* [Given records]
•••
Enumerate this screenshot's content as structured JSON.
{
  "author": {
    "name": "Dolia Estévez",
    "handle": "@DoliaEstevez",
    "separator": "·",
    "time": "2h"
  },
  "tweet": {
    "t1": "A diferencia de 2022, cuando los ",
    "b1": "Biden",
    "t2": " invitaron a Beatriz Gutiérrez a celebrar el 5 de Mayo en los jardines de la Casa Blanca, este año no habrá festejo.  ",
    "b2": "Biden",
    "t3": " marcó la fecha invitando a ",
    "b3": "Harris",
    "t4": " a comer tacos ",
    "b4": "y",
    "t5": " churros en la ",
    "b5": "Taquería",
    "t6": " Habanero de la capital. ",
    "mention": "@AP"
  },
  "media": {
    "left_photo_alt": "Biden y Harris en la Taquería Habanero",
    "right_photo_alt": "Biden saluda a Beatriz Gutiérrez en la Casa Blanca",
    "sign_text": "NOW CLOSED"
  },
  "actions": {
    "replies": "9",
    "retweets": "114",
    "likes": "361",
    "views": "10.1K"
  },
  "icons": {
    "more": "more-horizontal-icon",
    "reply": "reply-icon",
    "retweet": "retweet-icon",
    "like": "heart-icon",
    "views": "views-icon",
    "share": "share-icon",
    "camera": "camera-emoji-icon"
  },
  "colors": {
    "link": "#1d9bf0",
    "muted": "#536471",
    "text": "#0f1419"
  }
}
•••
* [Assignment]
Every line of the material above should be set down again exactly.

* [Response area]
Enumerate this screenshot's content as structured JSON.
{
  "author": {
    "name": "Dolia Estévez",
    "handle": "@DoliaEstevez",
    "separator": "·",
    "time": "2h"
  },
  "tweet": {
    "t1": "A diferencia de 2022, cuando los ",
    "b1": "Biden",
    "t2": " invitaron a Beatriz Gutiérrez a celebrar el 5 de Mayo en los jardines de la Casa Blanca, este año no habrá festejo.  ",
    "b2": "Biden",
    "t3": " marcó la fecha invitando a ",
    "b3": "Harris",
    "t4": " a comer tacos ",
    "b4": "y",
    "t5": " churros en la ",
    "b5": "Taquería",
    "t6": " Habanero de la capital. ",
    "mention": "@AP"
  },
  "media": {
    "left_photo_alt": "Biden y Harris en la Taquería Habanero",
    "right_photo_alt": "Biden saluda a Beatriz Gutiérrez en la Casa Blanca",
    "sign_text": "NOW CLOSED"
  },
  "actions": {
    "replies": "9",
    "retweets": "114",
    "likes": "361",
    "views": "10.1K"
  },
  "icons": {
    "more": "more-horizontal-icon",
    "reply": "reply-icon",
    "retweet": "retweet-icon",
    "like": "heart-icon",
    "views": "views-icon",
    "share": "share-icon",
    "camera": "camera-emoji-icon"
  },
  "colors": {
    "link": "#1d9bf0",
    "muted": "#536471",
    "text": "#0f1419"
  }
}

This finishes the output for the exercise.